Why is it that the technology of our lives advances at such different rates? Of course there have been incremental advances in all of the items I have mentioned: materials science has moved on, expectations of running water and access to energy have advanced, and even this ancient train uses hydraulics and combustion engines the Victorians could only dream of.

But at their core much has changed little since its first inception. Is it because we just haven’t gotten around to looking at them yet? The capitalist nature of our society would suggest that is unlikely: surely if someone could radically improve the bed there would be money in it?

Maybe the technology exists but is uneconomical to produce? Or perhaps the great leap has been imagined but can’t be realised without some further leaps in our mastery of science.

Or just perhaps there won’t be great leaps in all these things: change will be slow and incremental because what we have today represents the fulfilment of today’s requirements.

Maybe the answer is all of the above. It certainly helps to keep life interesting.

Posted by Tom Cheesewright on

The Future with Darryl Morris: ‘Consumerisation’ of Technology

Each week on Darryl Morris’s recent run of shows on BBC Radio Manchester we’ve been doing three things:

  • Reviewing some gadgets
  • Explaining a techie term
  • Making a prediction for the future

Time has prevented me from posting as much of this as I would like on here, but here’s some content from this week, on air at 3pm Saturday 30th June (find it on iPlayer after the fact). I’ll try and go back and post previous weeks when I get a chance.

The Consumerisation of Technology

Big theme for the day is the ‘consumerisation’ of technology, which is a big buzzword in the industry at the moment.

Three parts to this.

  • Technology used to move from the office to the home. Now it’s the other way around. 
    Just think of big screens, laptops, digital cameras — all were adopted in the workplace before they made it into the home. Now it is increasingly the other way around. A great example of this is a trend called ‘BYOD’ in offices — people are encouraged to use their own tablet or smartphone, whereas before they would be absolutely banned (this is our techy term).
  • The tablet market just got hotter
    There have been three major stories in the tablet market in the last couple of weeks. Apple has successfully had the Samsung Galaxy Tab banned in the US while its court case for patent infringement proceeds. Microsoft has announced its own brand of tablets, which look amazing but won’t be out until the end of the year. And Google has entered the tablet market itself, undercutting everyone with the £159 7in Google Nexus 7 (this is our thing to buy this week).
  • Technology is getting more accessible
    There’s something odd going on with technology at the moment. Most products of the last 200 years have started off with some level of ‘user serviceability’ before getting progressively more sophisticated to the point where they could only be handled by specialists. Think about cars, home stereos, and even computers: when all of these first came out you generally had to either build them yourself or maintain them yourself. These days very few people can tackle even basic jobs on a car; there are no user-serviceable parts on an MP3 player; and computers are getting progressively more integrated and unhackable.Or at least they were. More and more the core components of high tech are being released to the public with interfaces designed for those with even basic skills to be able to make electronic stuff — toys, music players, twitter controlled bubble machines: all sorts.

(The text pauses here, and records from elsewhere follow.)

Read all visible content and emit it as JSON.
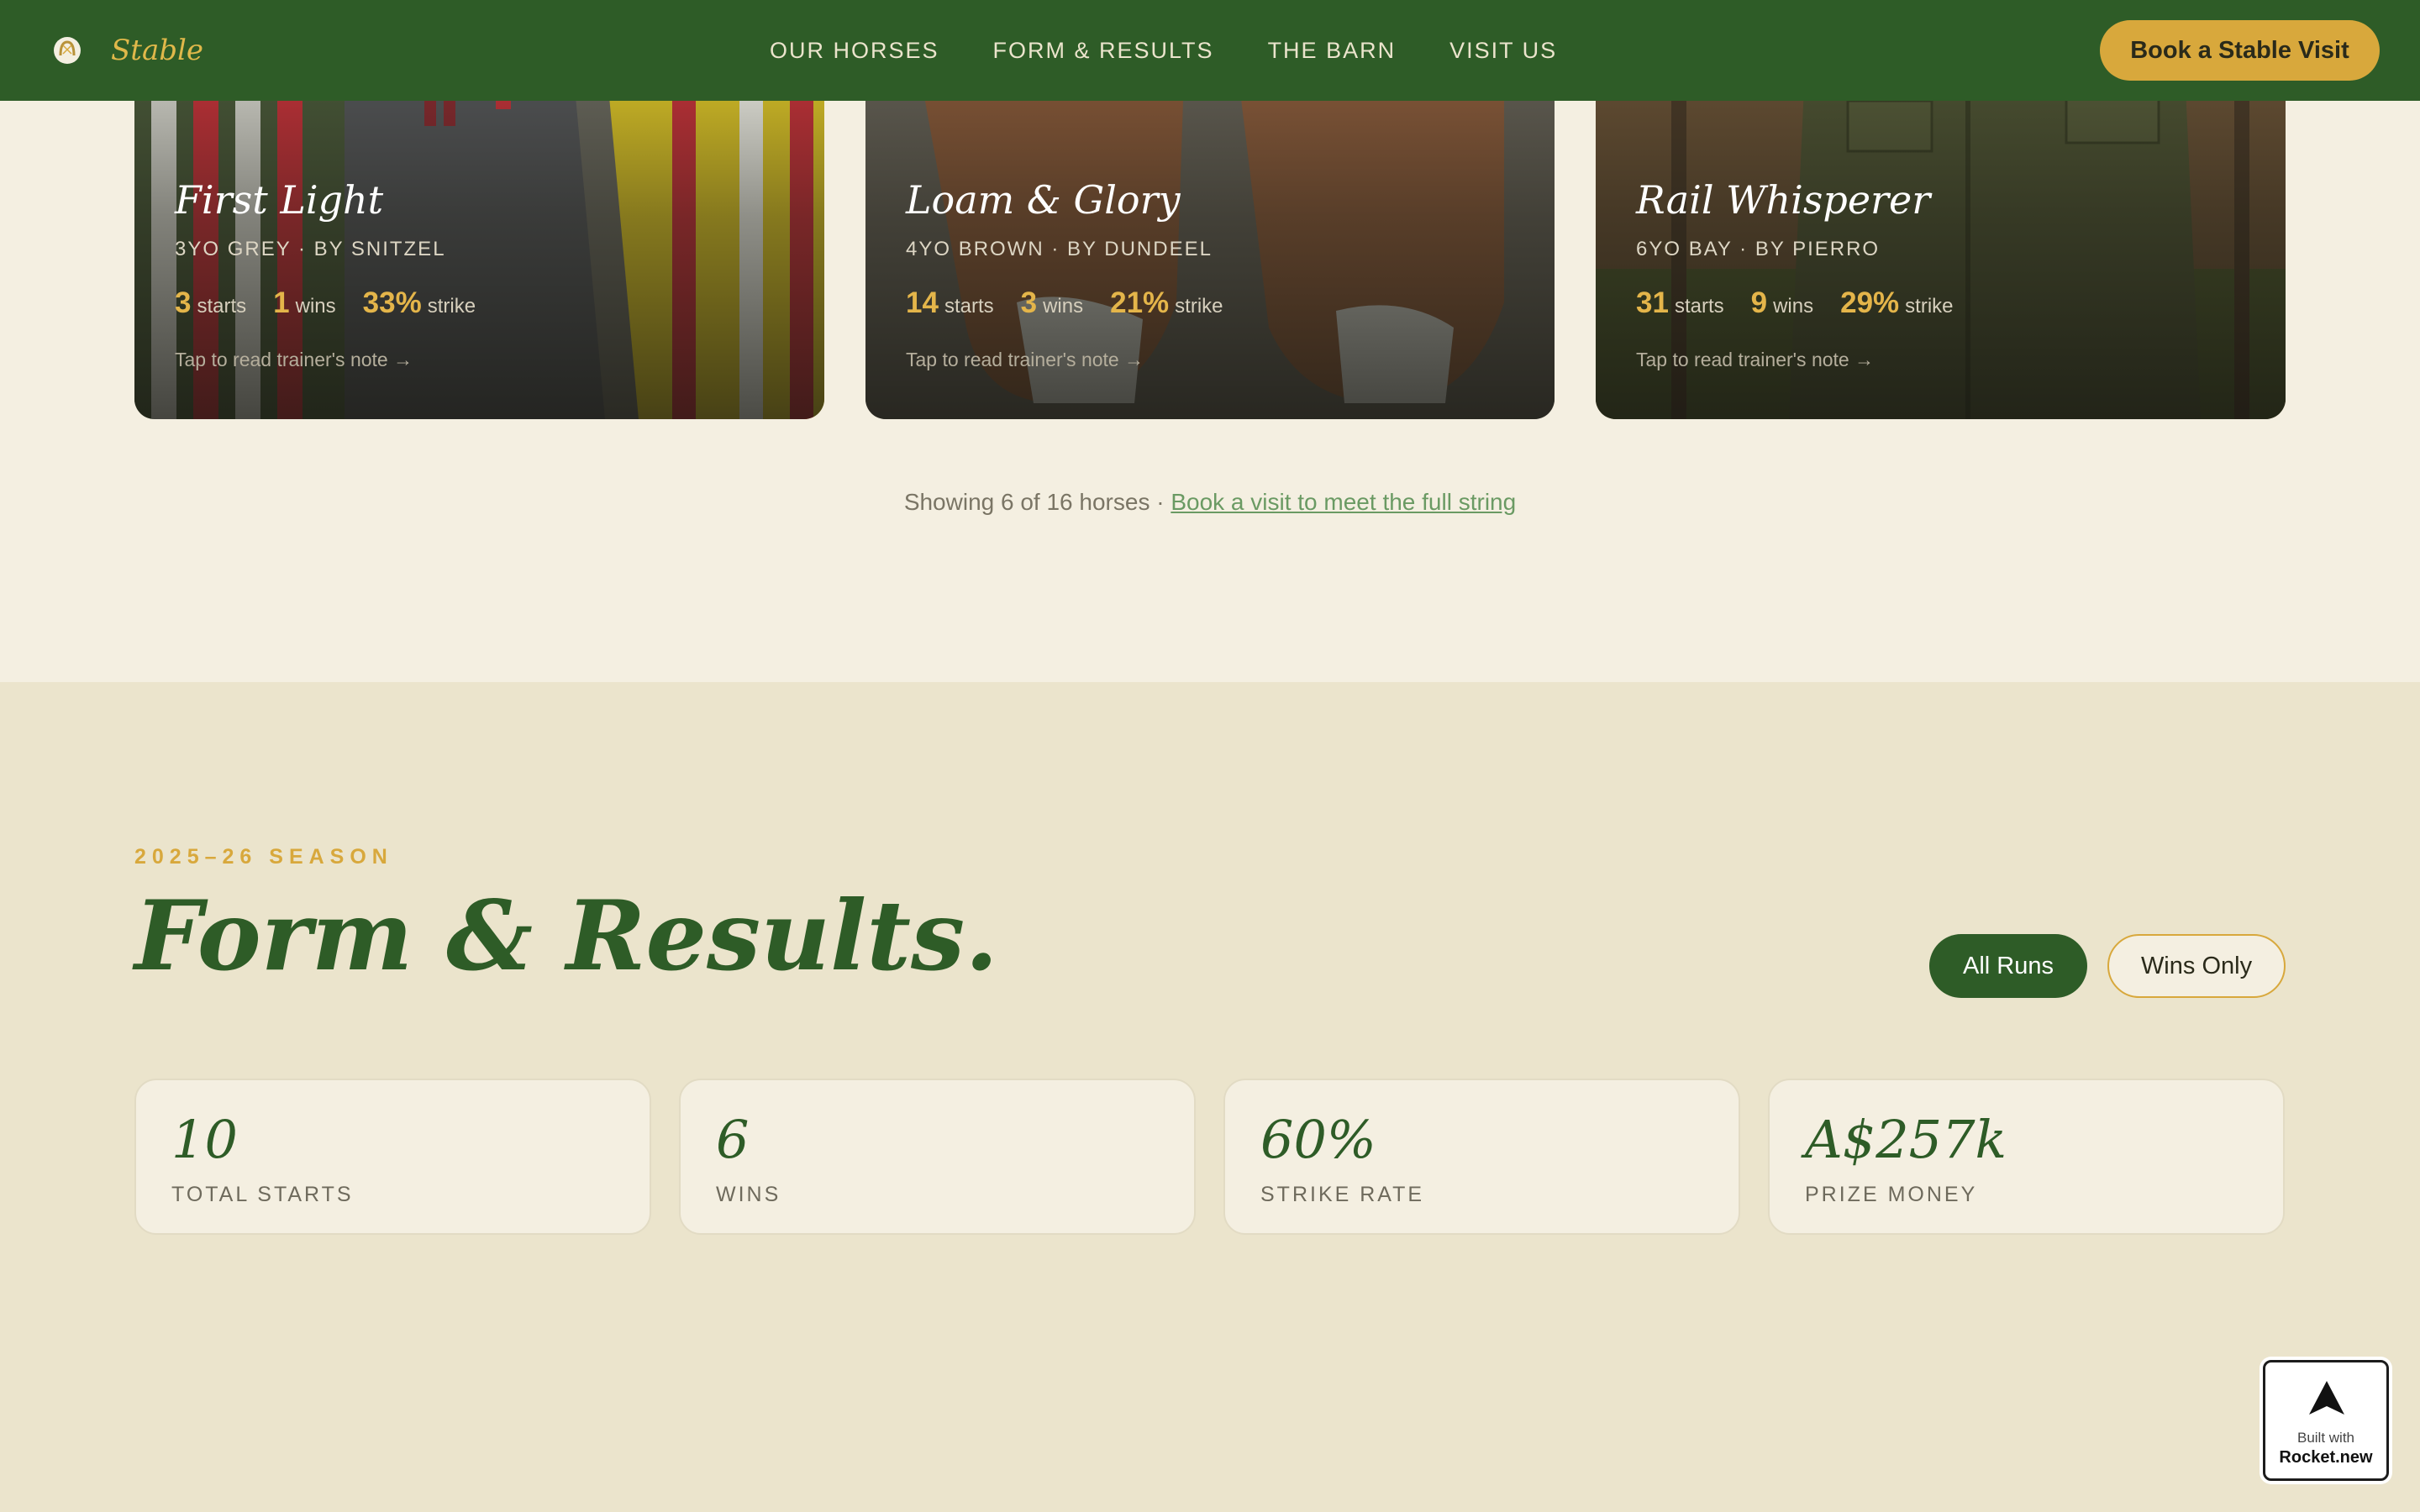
{
  "nav": {
    "brand": "Stable",
    "links": [
      "OUR HORSES",
      "FORM & RESULTS",
      "THE BARN",
      "VISIT US"
    ],
    "cta": "Book a Stable Visit"
  },
  "horses": [
    {
      "name": "First Light",
      "sub": "3YO GREY · BY SNITZEL",
      "starts": "3",
      "wins": "1",
      "strike": "33%",
      "starts_label": "starts",
      "wins_label": "wins",
      "strike_label": "strike",
      "note": "Tap to read trainer's note →"
    },
    {
      "name": "Loam & Glory",
      "sub": "4YO BROWN · BY DUNDEEL",
      "starts": "14",
      "wins": "3",
      "strike": "21%",
      "starts_label": "starts",
      "wins_label": "wins",
      "strike_label": "strike",
      "note": "Tap to read trainer's note →"
    },
    {
      "name": "Rail Whisperer",
      "sub": "6YO BAY · BY PIERRO",
      "starts": "31",
      "wins": "9",
      "strike": "29%",
      "starts_label": "starts",
      "wins_label": "wins",
      "strike_label": "strike",
      "note": "Tap to read trainer's note →"
    }
  ],
  "showing": {
    "text": "Showing 6 of 16 horses · ",
    "link": "Book a visit to meet the full string"
  },
  "form": {
    "season": "2025–26 SEASON",
    "title": "Form & Results.",
    "filters": [
      "All Runs",
      "Wins Only"
    ],
    "active_filter": "All Runs",
    "stats": [
      {
        "value": "10",
        "label": "TOTAL STARTS"
      },
      {
        "value": "6",
        "label": "WINS"
      },
      {
        "value": "60%",
        "label": "STRIKE RATE"
      },
      {
        "value": "A$257k",
        "label": "PRIZE MONEY"
      }
    ]
  },
  "badge": {
    "built": "Built with",
    "name": "Rocket.new"
  },
  "colors": {
    "nav_green": "#2e5c27",
    "gold": "#d8a83c",
    "cream": "#f4efe1",
    "beige": "#ebe4cc"
  }
}
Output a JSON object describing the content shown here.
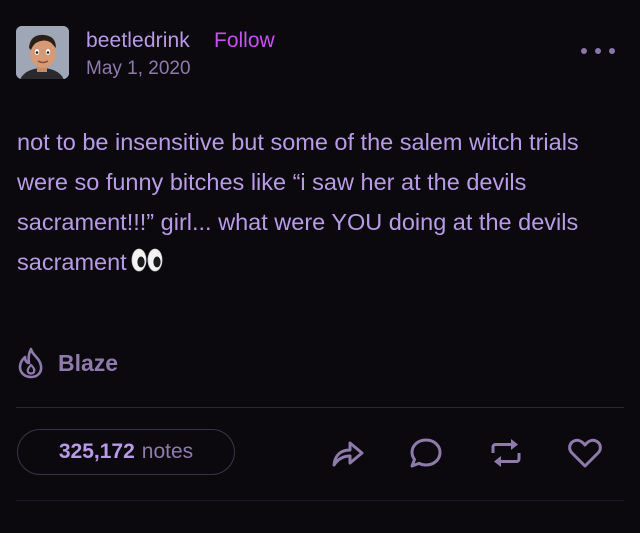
{
  "post": {
    "author": "beetledrink",
    "follow_label": "Follow",
    "date": "May 1, 2020",
    "text": "not to be insensitive but some of the salem witch trials were so funny bitches like “i saw her at the devils sacrament!!!” girl... what were YOU doing at the devils sacrament",
    "emoji": "eyes"
  },
  "actions": {
    "blaze_label": "Blaze",
    "notes_count": "325,172",
    "notes_label": "notes",
    "icons": [
      "share-icon",
      "reply-icon",
      "reblog-icon",
      "like-icon"
    ]
  },
  "colors": {
    "background": "#0b090e",
    "text": "#b79be6",
    "accent": "#c94ff0",
    "muted": "#8e7bab"
  }
}
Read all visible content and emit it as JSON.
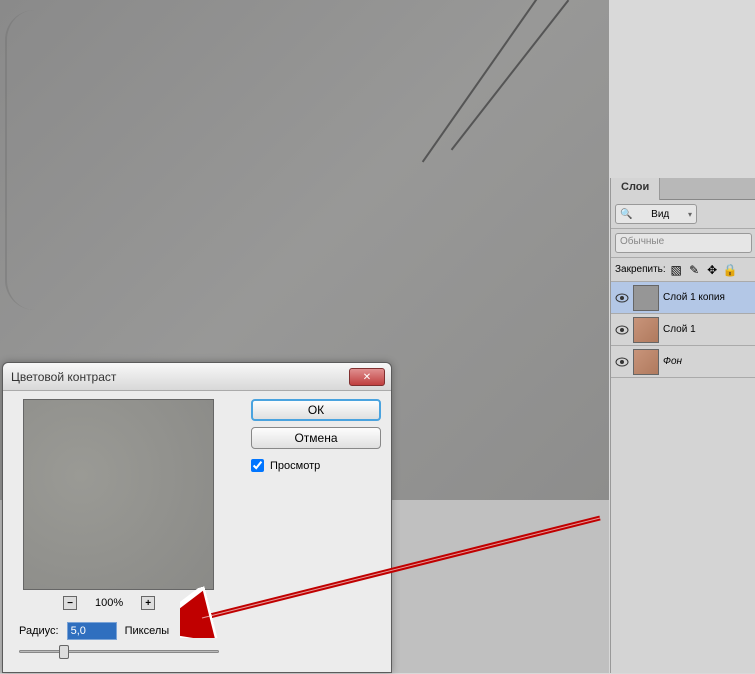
{
  "canvas": {},
  "layers_panel": {
    "tab": "Слои",
    "filter_label": "Вид",
    "blend_mode": "Обычные",
    "lock_label": "Закрепить:",
    "layers": [
      {
        "name": "Слой 1 копия",
        "selected": true,
        "thumb": "gray"
      },
      {
        "name": "Слой 1",
        "selected": false,
        "thumb": "skin"
      },
      {
        "name": "Фон",
        "selected": false,
        "thumb": "skin",
        "italic": true
      }
    ]
  },
  "dialog": {
    "title": "Цветовой контраст",
    "ok": "ОК",
    "cancel": "Отмена",
    "preview_checkbox": "Просмотр",
    "zoom_percent": "100%",
    "radius_label": "Радиус:",
    "radius_value": "5,0",
    "radius_unit": "Пикселы"
  }
}
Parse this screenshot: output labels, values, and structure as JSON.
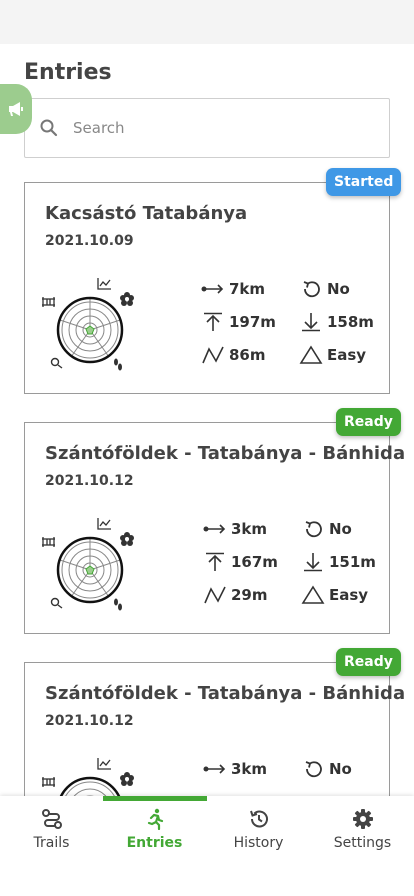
{
  "page": {
    "title": "Entries"
  },
  "search": {
    "placeholder": "Search"
  },
  "entries": [
    {
      "title": "Kacsástó Tatabánya",
      "date": "2021.10.09",
      "status": "Started",
      "status_color": "#3f98e6",
      "distance": "7km",
      "ascent": "197m",
      "descent": "158m",
      "elevation": "86m",
      "loop": "No",
      "difficulty": "Easy"
    },
    {
      "title": "Szántóföldek - Tatabánya - Bánhida",
      "date": "2021.10.12",
      "status": "Ready",
      "status_color": "#43a835",
      "distance": "3km",
      "ascent": "167m",
      "descent": "151m",
      "elevation": "29m",
      "loop": "No",
      "difficulty": "Easy"
    },
    {
      "title": "Szántóföldek - Tatabánya - Bánhida",
      "date": "2021.10.12",
      "status": "Ready",
      "status_color": "#43a835",
      "distance": "3km",
      "loop": "No"
    }
  ],
  "nav": {
    "items": [
      {
        "label": "Trails",
        "icon": "trails-icon"
      },
      {
        "label": "Entries",
        "icon": "running-icon",
        "active": true
      },
      {
        "label": "History",
        "icon": "history-icon"
      },
      {
        "label": "Settings",
        "icon": "gear-icon"
      }
    ],
    "active_color": "#43a835"
  }
}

Prediction? This will be the Lego or Meccano of the 21st Century. In ten years time, ten year olds will be cooking up what are today hyper-sophisticated electronic gadgets, and they won’t be some exceptional genius. It will be a normal household toy.

Tom Cheesewright